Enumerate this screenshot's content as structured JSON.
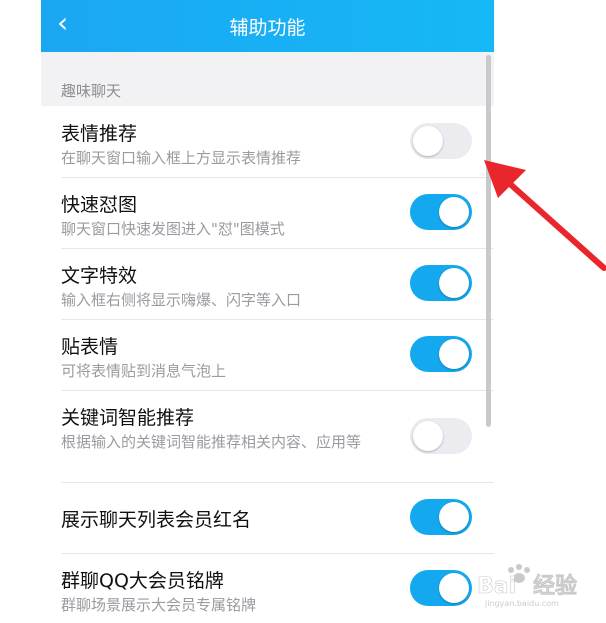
{
  "header": {
    "title": "辅助功能",
    "back_icon": "chevron-left-icon"
  },
  "section": {
    "label": "趣味聊天"
  },
  "settings": [
    {
      "title": "表情推荐",
      "subtitle": "在聊天窗口输入框上方显示表情推荐",
      "enabled": false
    },
    {
      "title": "快速怼图",
      "subtitle": "聊天窗口快速发图进入\"怼\"图模式",
      "enabled": true
    },
    {
      "title": "文字特效",
      "subtitle": "输入框右侧将显示嗨爆、闪字等入口",
      "enabled": true
    },
    {
      "title": "贴表情",
      "subtitle": "可将表情贴到消息气泡上",
      "enabled": true
    },
    {
      "title": "关键词智能推荐",
      "subtitle": "根据输入的关键词智能推荐相关内容、应用等",
      "enabled": false
    },
    {
      "title": "展示聊天列表会员红名",
      "subtitle": "",
      "enabled": true
    },
    {
      "title": "群聊QQ大会员铭牌",
      "subtitle": "群聊场景展示大会员专属铭牌",
      "enabled": true
    }
  ],
  "colors": {
    "header": "#1aa7f2",
    "toggle_on": "#14a9ef",
    "toggle_off": "#ebebf0",
    "arrow": "#e8262b"
  },
  "watermark": {
    "brand": "Baidu经验",
    "url": "jingyan.baidu.com"
  }
}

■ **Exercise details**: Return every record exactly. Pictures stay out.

■ **Response box**:
Enumerate this screenshot's content as structured JSON.
{
  "header": {
    "title": "辅助功能",
    "back_icon": "chevron-left-icon"
  },
  "section": {
    "label": "趣味聊天"
  },
  "settings": [
    {
      "title": "表情推荐",
      "subtitle": "在聊天窗口输入框上方显示表情推荐",
      "enabled": false
    },
    {
      "title": "快速怼图",
      "subtitle": "聊天窗口快速发图进入\"怼\"图模式",
      "enabled": true
    },
    {
      "title": "文字特效",
      "subtitle": "输入框右侧将显示嗨爆、闪字等入口",
      "enabled": true
    },
    {
      "title": "贴表情",
      "subtitle": "可将表情贴到消息气泡上",
      "enabled": true
    },
    {
      "title": "关键词智能推荐",
      "subtitle": "根据输入的关键词智能推荐相关内容、应用等",
      "enabled": false
    },
    {
      "title": "展示聊天列表会员红名",
      "subtitle": "",
      "enabled": true
    },
    {
      "title": "群聊QQ大会员铭牌",
      "subtitle": "群聊场景展示大会员专属铭牌",
      "enabled": true
    }
  ],
  "colors": {
    "header": "#1aa7f2",
    "toggle_on": "#14a9ef",
    "toggle_off": "#ebebf0",
    "arrow": "#e8262b"
  },
  "watermark": {
    "brand": "Baidu经验",
    "url": "jingyan.baidu.com"
  }
}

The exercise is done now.